The future of kids' products and packaging
The products most likely to be affected by the government's proposed marketing guidelines include breakfast cereals; snack foods; candy; dairy products; baked goods; carbonated beverages; fruit juice and non-carbonated beverages; prepared foods and meals; frozen and chilled deserts; and restaurant foods. These foods represent the lion's share of marketing dollars spent to woo children, according to the government working group's proposal.
Reduced-sodium and low-sugar products are obvious winners under the fed's new guidelines. But Emmer-Aanes thinks the rules will also "accentuate the positive—what's good in products versus what's missing from products," she said. For example, Emmer-Aanes predicts that manufacturers of gluten-free kids' foods will get creative with ancient grains, such as quinoa, amaranth and buckwheat, to make the products a bit healthier.

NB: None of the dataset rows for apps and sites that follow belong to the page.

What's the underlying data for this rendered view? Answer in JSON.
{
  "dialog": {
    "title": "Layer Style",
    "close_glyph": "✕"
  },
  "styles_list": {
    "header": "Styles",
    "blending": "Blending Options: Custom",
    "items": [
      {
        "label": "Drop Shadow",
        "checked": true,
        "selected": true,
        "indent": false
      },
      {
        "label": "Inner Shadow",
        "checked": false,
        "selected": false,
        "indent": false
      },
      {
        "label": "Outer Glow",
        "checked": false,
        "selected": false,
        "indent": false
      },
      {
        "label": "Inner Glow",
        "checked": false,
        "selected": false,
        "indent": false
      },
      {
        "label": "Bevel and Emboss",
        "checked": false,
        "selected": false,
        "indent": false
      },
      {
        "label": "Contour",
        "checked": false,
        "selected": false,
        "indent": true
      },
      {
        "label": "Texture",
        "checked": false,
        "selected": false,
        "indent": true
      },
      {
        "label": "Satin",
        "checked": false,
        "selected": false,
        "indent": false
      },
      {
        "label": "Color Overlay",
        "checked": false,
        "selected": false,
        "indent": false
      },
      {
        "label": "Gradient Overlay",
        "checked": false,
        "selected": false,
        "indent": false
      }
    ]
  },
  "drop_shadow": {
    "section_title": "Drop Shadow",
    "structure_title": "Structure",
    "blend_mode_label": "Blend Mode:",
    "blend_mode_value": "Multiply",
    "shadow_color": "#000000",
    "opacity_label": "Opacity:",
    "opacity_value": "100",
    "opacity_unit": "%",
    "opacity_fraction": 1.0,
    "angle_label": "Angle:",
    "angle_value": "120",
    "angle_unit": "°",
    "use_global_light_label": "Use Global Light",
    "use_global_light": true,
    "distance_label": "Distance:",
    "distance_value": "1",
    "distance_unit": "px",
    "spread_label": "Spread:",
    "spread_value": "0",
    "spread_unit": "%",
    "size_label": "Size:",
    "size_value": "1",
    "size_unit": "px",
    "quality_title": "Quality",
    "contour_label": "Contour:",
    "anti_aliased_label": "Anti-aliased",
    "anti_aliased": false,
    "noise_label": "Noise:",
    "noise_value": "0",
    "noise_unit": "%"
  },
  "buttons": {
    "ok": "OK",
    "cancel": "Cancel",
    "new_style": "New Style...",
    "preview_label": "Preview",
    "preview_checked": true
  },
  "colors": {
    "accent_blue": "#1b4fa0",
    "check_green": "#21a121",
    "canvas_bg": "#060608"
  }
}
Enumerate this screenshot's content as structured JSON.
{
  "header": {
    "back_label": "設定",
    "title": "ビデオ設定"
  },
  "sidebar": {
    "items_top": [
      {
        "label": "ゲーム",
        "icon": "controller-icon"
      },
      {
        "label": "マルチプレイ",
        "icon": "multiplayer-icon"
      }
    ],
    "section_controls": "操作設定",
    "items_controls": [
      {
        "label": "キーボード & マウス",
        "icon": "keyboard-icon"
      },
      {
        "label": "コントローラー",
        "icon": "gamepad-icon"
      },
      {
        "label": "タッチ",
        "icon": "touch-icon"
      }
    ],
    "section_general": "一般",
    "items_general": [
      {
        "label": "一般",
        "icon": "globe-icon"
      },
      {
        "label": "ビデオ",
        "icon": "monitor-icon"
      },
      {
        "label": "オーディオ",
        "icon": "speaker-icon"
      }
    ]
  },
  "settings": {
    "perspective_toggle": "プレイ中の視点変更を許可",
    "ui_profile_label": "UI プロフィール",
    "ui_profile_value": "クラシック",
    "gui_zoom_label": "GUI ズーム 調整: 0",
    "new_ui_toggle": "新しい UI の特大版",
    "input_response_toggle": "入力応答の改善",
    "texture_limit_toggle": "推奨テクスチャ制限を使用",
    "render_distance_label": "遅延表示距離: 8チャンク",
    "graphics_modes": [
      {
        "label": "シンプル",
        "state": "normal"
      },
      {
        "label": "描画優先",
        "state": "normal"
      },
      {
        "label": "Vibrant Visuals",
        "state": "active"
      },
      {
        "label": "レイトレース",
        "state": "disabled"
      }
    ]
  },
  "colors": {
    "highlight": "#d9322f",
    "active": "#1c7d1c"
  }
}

As well as recipe changes, manufacturing and packaging innovations can enhance the healthfulness of kids' foods as well. "Some new techniques I see that I like include freeze drying, vacuum packaging and alternative canning," Cozad said.
Retailers need to prepare for competition
As healthier kids' products gain momentum in the marketplace, brands that were once carried only by independent natural products stores may move over to conventional chains. Nature's Path, for example, has co-branded some of its products with Costco.
Such efforts could mean heavy competition for smaller retailers. "If healthier kids' options go more than 50 to 60 percent mainstream, [natural products stores] will be forced to compete on price," Cozad said. One way to stay competitive: Band together through industry groups that act as cooperatives for smaller retailers. "This can hopefully help them to increase their purchasing power," Cozad said.
Another strategy, according to Cozad, is for retailers to capitalize on their health missions. "They can tout the benefits of getting the whole family to eat healthier, so that it's not just about buying healthier kids' products, but buying healthier in general."